In fact, at one point I had seen a penguin just standing on our path, seemingly afraid to move. I and two other tourists tiptoed our way around him so as not to disturb the guy. When we passed, we noticed that he had just left a major "package" right behind him. My guess is he was covering up his embarrassment from all of these humans coming to see him.


Punta Tombo has a colony of over 100 thousand Magellanic Penguins. The number has decreased over the years to its current level, but other colonies, such as the one of Peninsula Valdez have begun.

The further into the territory you walked, the more there were. Sometimes, it was just a field of holes with penguins (some with their babes) standing up like those pictured--head up and mouth open, singing some muted song. I thought of Happy Feet and how the partners would sing together to know who was their mate.

Sometimes you would just stare at them and think maybe they were animatronics. These things couldn't be real. Until, well, they flapped their wings un-mechanically and waddled off toward the beach. At another colony, I had caught one scratching his head with his foot. "Yep, that one's definitely real!" I thought.
Mom bought me a stuffed penguin to befriend my current one named Charlie. I've decided they're cousins, and I've named him Magellan. For his first photo, he wanted to show off his Argentinian nature in this one, as he sips his maté from a bombillo with a little penguin on it as well.
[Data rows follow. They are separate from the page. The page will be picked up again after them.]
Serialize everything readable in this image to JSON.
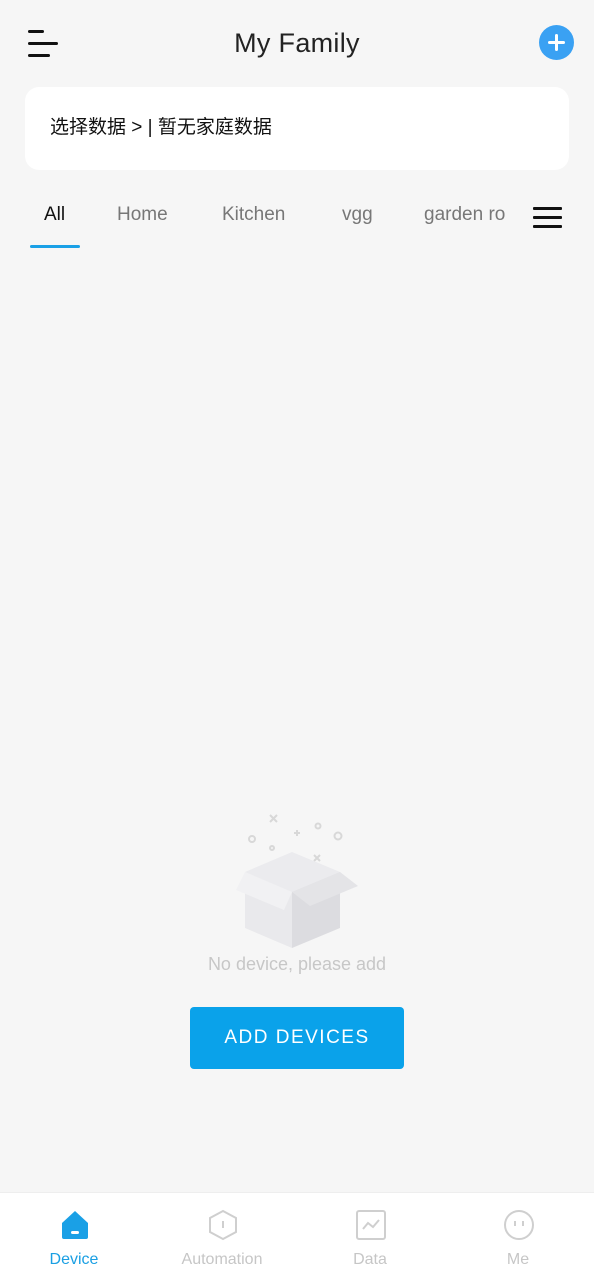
{
  "header": {
    "title": "My Family"
  },
  "selector": {
    "text": "选择数据 > | 暂无家庭数据"
  },
  "tabs": [
    {
      "label": "All",
      "active": true
    },
    {
      "label": "Home"
    },
    {
      "label": "Kitchen"
    },
    {
      "label": "vgg"
    },
    {
      "label": "garden ro"
    }
  ],
  "empty": {
    "message": "No device, please add",
    "button": "ADD DEVICES"
  },
  "bottom_nav": [
    {
      "label": "Device",
      "icon": "home-icon",
      "active": true
    },
    {
      "label": "Automation",
      "icon": "hexagon-icon"
    },
    {
      "label": "Data",
      "icon": "chart-icon"
    },
    {
      "label": "Me",
      "icon": "face-icon"
    }
  ],
  "colors": {
    "accent": "#0aa2ea",
    "add_button": "#3aa1f3",
    "background": "#f6f6f6"
  }
}
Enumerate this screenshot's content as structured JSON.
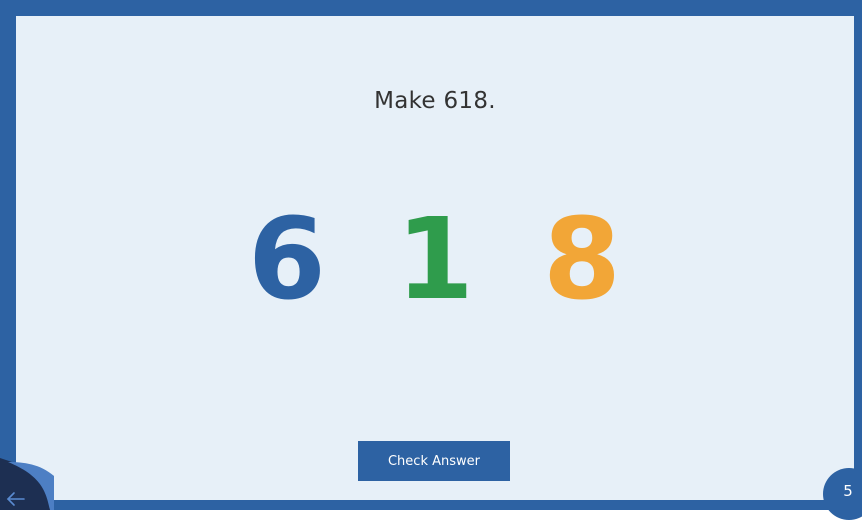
{
  "prompt": "Make 618.",
  "digits": [
    {
      "value": "6",
      "color": "#2d62a3"
    },
    {
      "value": "1",
      "color": "#2f9c4c"
    },
    {
      "value": "8",
      "color": "#f2a637"
    }
  ],
  "check_button_label": "Check Answer",
  "page_number": "5",
  "colors": {
    "frame": "#2d62a3",
    "panel": "#e7f0f8",
    "button": "#2d62a3"
  },
  "icons": {
    "back": "back-arrow-icon"
  }
}
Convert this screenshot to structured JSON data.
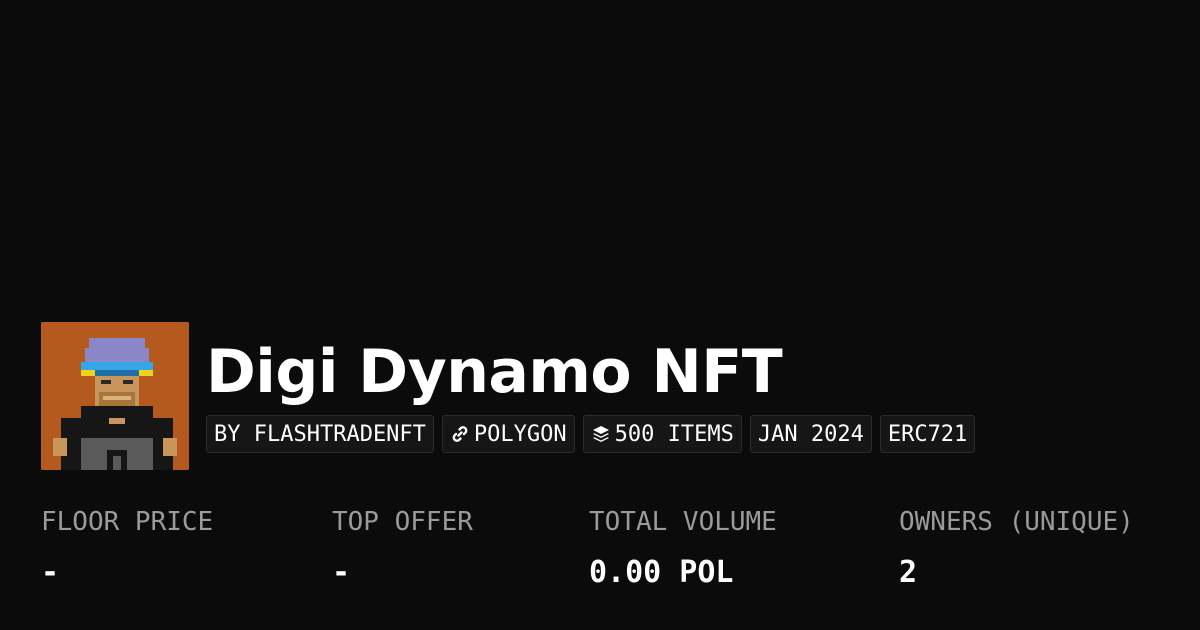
{
  "collection": {
    "title": "Digi Dynamo NFT",
    "avatar_alt": "pixel-art character wearing a blue beanie and yellow-blue visor"
  },
  "tags": {
    "creator": "BY FLASHTRADENFT",
    "chain": "POLYGON",
    "items": "500 ITEMS",
    "date": "JAN 2024",
    "standard": "ERC721"
  },
  "icons": {
    "chain": "link-icon",
    "items": "layers-icon"
  },
  "stats": [
    {
      "label": "FLOOR PRICE",
      "value": "-"
    },
    {
      "label": "TOP OFFER",
      "value": "-"
    },
    {
      "label": "TOTAL VOLUME",
      "value": "0.00 POL"
    },
    {
      "label": "OWNERS (UNIQUE)",
      "value": "2"
    }
  ],
  "colors": {
    "background": "#0b0b0b",
    "avatar_background": "#b55a1e",
    "label_gray": "#9a9a9a"
  }
}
Chau!

Saturday, January 1, 2011

The trouble with knowing the history

Pause from mission work for a short personal, has nothing to do with anything, moment.
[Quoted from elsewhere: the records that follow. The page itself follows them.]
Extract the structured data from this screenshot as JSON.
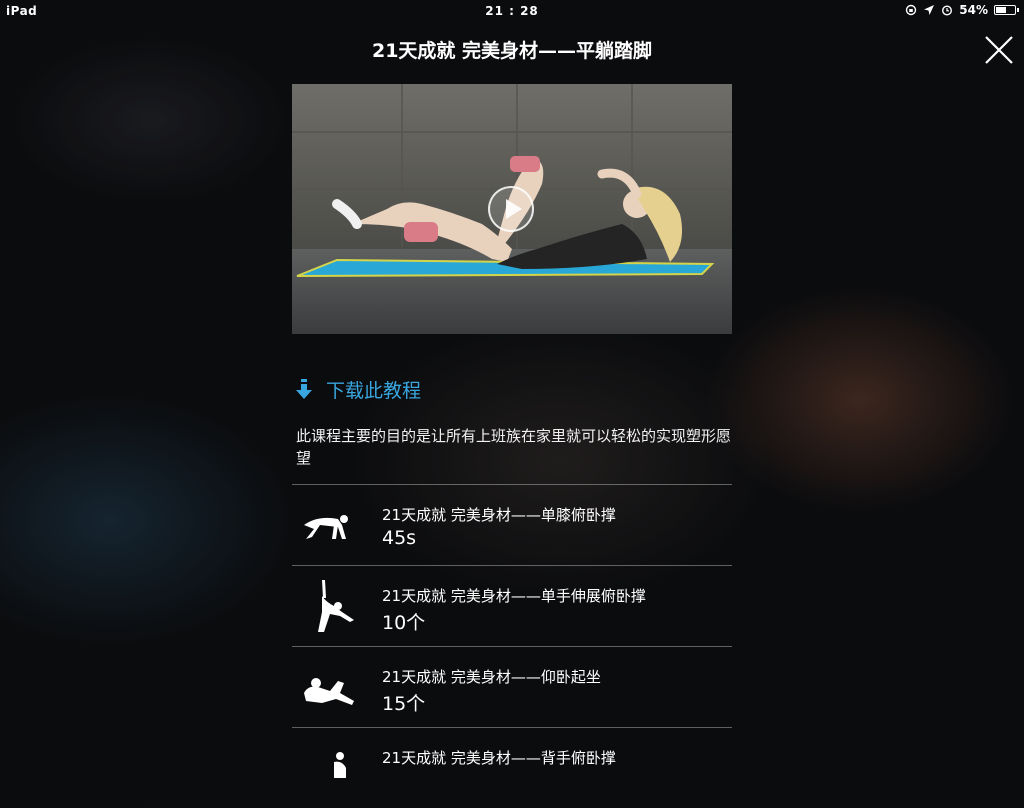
{
  "status_bar": {
    "device": "iPad",
    "time": "21 : 28",
    "battery_percent_label": "54%",
    "battery_level": 0.54
  },
  "header": {
    "title": "21天成就 完美身材——平躺踏脚"
  },
  "video": {
    "play_icon": "play-icon"
  },
  "download": {
    "label": "下载此教程",
    "icon": "download-arrow-icon"
  },
  "description": "此课程主要的目的是让所有上班族在家里就可以轻松的实现塑形愿望",
  "exercises": [
    {
      "title": "21天成就 完美身材——单膝俯卧撑",
      "value": "45s",
      "icon": "kneeling-pushup-icon"
    },
    {
      "title": "21天成就 完美身材——单手伸展俯卧撑",
      "value": "10个",
      "icon": "side-plank-reach-icon"
    },
    {
      "title": "21天成就 完美身材——仰卧起坐",
      "value": "15个",
      "icon": "situp-icon"
    },
    {
      "title": "21天成就 完美身材——背手俯卧撑",
      "value": "",
      "icon": "back-pushup-icon"
    }
  ],
  "colors": {
    "accent": "#39a6df",
    "background": "#0b0c0e"
  }
}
So it started with wanting to read The Man in the Iron Mask. I thoroughly enjoyed reading Dumas' account of The Count of Monte Cristo. I wanted more. I remember watching the movie for Mask and thinking that it would probably be an excellent read as well (I promise it had nothing to do with Leonardo DiCaprio's excellent performance). But then I noticed in a book list that my desired read had a few books before it that I should probably tackle first so as to get the full background of the characters and situations.
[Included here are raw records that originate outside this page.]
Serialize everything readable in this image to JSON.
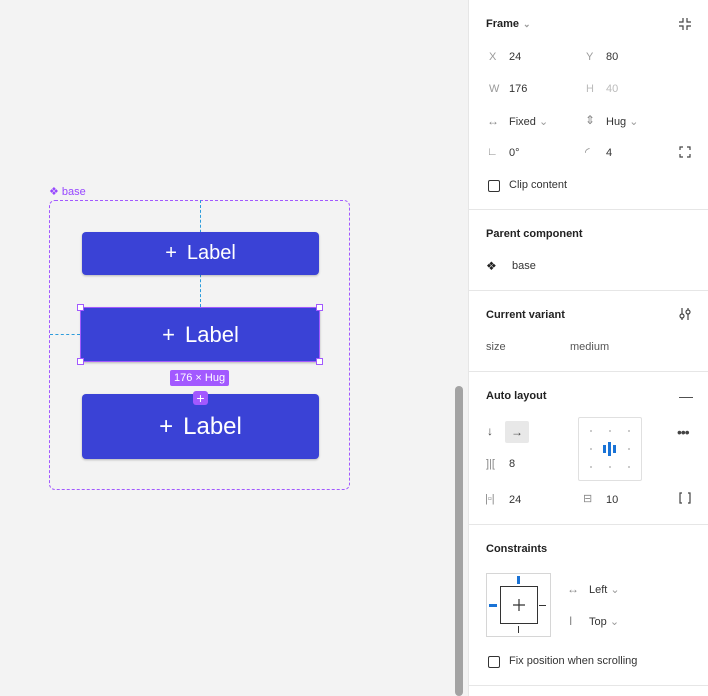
{
  "canvas": {
    "component_tag": "base",
    "buttons": [
      {
        "plus": "+",
        "label": "Label"
      },
      {
        "plus": "+",
        "label": "Label"
      },
      {
        "plus": "+",
        "label": "Label"
      }
    ],
    "size_badge": "176 × Hug",
    "add_handle": "+"
  },
  "frame": {
    "title": "Frame",
    "x_label": "X",
    "x": "24",
    "y_label": "Y",
    "y": "80",
    "w_label": "W",
    "w": "176",
    "h_label": "H",
    "h": "40",
    "h_sizing": "Fixed",
    "v_sizing": "Hug",
    "rotation": "0°",
    "radius": "4",
    "clip_content": "Clip content"
  },
  "parent_component": {
    "title": "Parent component",
    "name": "base"
  },
  "current_variant": {
    "title": "Current variant",
    "property": "size",
    "value": "medium"
  },
  "auto_layout": {
    "title": "Auto layout",
    "gap": "8",
    "h_padding": "24",
    "v_padding": "10"
  },
  "constraints": {
    "title": "Constraints",
    "horizontal": "Left",
    "vertical": "Top",
    "fix_position": "Fix position when scrolling"
  }
}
Which led to a rather fast, and wonderful reading of The Three Musketeers. I'm currently 65% (thanks Kindle for the Mac) through the second, Twenty Years After, and am getting excited to embark on the final of the three novels. Additionally, I have looked up certain locations the novels take place, only to discover that the characters are based on historical truths. I'm learning much about French and English history, perhaps more than I've ever learned. People like Cardinal Richlieu, Oliver Cromwell, etc. Truly fascinating!

But then, I came to another realization. 3M had 67 chapters, this one has about 70 or 80 (I haven't checked), but the final of the three is actually subdivided as well. The sum total of the chapters of Ten Years Later is 267 chapters. The third section being the part I want to read. I was surprised to see what I've gotten myself into, because well, I can't stop now!

It's sort of like the history of the Bible. Sometimes you learn something cool, say, like what someone's name means in the original Hebrew, and you can't help wondering what else you can learn from knowing the Hebrew or Greek. Sort of like Pringles. Once you pop, the fun don't stop, and it makes the text itself even tastier during the next read. You don't have to know all the facts for the Bible to be interesting and soul captivating, but knowing more certainly makes it come more alive.

And finally, GO CATS! (in the Ticketcity bowl against Tech)